▶ _Data about app and page elements_
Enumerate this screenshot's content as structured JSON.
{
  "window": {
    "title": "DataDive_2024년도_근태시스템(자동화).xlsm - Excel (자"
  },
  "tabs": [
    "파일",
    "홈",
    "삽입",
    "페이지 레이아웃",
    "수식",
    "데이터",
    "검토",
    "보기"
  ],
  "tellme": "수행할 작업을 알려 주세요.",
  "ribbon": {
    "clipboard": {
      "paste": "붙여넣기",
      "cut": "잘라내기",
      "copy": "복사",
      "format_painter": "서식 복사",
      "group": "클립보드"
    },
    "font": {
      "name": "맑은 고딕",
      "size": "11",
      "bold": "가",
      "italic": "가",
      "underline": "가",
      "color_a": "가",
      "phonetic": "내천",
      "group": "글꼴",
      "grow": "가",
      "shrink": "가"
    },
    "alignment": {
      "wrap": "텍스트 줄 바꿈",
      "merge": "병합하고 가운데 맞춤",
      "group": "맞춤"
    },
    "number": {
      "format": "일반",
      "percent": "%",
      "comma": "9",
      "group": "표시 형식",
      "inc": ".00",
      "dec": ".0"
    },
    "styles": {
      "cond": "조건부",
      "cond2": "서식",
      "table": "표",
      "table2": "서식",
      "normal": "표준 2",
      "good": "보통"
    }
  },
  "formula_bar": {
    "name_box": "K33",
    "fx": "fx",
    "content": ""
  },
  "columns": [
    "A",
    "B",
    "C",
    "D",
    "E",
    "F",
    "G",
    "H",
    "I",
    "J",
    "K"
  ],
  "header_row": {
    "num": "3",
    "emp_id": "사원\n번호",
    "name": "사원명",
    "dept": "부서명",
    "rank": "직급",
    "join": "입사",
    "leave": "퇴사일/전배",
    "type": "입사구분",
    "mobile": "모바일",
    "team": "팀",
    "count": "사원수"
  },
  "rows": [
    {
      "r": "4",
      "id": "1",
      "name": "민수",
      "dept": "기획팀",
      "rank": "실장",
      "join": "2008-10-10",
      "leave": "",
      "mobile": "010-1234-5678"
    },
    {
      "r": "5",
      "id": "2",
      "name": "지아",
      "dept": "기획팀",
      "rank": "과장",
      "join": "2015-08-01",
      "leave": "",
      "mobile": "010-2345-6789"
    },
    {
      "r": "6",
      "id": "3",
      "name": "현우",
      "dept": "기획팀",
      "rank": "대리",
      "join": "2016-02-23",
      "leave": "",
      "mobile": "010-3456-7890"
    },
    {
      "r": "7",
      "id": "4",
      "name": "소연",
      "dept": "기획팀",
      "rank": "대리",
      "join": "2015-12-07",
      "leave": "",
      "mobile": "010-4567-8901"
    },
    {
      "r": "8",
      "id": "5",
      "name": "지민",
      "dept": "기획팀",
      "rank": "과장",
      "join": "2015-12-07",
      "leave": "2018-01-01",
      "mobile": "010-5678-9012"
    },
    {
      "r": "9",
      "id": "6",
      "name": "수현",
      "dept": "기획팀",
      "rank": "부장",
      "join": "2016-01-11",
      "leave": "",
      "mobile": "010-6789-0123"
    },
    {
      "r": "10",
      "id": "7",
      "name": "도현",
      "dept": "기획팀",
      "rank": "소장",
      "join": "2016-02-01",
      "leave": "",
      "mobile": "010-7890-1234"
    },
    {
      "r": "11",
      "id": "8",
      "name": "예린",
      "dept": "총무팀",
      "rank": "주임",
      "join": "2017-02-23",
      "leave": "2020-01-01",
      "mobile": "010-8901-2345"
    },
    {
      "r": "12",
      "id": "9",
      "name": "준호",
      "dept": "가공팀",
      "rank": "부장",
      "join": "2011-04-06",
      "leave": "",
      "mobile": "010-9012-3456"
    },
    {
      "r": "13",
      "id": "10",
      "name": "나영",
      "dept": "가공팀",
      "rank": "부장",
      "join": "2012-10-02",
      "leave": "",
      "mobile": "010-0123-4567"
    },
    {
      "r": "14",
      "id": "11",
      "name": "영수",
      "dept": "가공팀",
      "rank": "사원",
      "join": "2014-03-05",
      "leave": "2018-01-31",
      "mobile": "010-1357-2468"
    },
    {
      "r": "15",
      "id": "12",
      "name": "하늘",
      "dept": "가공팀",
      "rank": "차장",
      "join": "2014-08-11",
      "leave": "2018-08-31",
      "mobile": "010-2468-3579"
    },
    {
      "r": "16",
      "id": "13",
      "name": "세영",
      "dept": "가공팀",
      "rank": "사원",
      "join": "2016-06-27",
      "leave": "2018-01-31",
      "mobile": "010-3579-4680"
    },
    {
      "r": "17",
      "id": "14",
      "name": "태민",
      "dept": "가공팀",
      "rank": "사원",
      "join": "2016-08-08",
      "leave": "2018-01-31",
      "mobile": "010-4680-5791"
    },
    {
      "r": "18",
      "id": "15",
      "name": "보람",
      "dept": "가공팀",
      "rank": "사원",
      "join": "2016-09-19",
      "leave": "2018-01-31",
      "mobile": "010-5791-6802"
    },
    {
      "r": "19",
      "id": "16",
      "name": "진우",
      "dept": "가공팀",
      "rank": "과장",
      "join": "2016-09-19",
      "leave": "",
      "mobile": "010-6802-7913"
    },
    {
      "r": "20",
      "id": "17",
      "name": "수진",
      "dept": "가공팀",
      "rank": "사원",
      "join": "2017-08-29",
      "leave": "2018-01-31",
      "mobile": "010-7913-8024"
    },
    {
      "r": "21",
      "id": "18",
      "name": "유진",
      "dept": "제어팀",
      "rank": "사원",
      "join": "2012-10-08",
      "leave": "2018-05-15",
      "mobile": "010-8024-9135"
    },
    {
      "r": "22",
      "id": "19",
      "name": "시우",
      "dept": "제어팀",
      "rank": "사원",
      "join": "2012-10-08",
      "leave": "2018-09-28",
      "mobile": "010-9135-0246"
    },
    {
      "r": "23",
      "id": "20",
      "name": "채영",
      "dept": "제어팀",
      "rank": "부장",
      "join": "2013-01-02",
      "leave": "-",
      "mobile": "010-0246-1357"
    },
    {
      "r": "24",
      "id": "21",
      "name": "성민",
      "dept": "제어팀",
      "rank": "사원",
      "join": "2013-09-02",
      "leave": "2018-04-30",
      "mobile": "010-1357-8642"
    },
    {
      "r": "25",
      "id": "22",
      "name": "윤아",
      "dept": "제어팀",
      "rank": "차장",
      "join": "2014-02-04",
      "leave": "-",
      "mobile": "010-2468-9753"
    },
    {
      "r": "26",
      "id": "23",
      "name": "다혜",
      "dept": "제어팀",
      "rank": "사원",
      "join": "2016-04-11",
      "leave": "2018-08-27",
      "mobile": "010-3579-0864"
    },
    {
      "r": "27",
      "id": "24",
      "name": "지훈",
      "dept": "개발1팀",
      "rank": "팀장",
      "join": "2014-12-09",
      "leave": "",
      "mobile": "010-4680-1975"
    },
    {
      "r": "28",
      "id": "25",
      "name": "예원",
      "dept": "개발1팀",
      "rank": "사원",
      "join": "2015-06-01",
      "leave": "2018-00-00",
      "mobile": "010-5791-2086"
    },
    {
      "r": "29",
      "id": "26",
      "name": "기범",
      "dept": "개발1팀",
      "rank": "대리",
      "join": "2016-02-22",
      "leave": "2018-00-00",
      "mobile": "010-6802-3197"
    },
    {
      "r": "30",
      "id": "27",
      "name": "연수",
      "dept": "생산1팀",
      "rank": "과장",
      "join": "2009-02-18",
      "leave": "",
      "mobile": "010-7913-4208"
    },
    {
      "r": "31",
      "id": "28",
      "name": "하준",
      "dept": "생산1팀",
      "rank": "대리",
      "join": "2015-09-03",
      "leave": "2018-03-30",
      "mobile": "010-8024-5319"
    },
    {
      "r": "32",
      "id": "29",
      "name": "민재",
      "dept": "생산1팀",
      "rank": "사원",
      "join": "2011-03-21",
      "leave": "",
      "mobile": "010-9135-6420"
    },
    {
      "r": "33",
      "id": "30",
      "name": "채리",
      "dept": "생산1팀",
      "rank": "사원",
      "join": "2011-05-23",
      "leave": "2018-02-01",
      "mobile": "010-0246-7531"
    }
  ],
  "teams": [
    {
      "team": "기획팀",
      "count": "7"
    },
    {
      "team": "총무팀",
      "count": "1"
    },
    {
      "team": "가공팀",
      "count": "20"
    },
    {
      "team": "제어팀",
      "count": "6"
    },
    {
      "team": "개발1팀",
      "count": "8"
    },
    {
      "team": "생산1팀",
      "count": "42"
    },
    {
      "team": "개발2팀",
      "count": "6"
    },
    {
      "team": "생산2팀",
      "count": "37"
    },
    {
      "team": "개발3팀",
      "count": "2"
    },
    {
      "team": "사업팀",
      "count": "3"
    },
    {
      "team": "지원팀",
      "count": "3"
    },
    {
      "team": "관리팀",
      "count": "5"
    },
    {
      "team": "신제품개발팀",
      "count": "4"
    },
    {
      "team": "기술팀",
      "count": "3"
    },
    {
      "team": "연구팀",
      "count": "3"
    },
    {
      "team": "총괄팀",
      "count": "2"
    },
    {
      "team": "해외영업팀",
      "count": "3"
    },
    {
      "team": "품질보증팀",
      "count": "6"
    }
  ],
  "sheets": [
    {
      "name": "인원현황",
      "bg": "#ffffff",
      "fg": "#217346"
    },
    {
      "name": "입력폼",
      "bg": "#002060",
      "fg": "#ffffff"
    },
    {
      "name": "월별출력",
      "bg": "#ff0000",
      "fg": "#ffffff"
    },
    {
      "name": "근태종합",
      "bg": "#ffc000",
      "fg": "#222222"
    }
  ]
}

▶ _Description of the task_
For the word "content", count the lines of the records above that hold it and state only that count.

▶ _Finished task_
2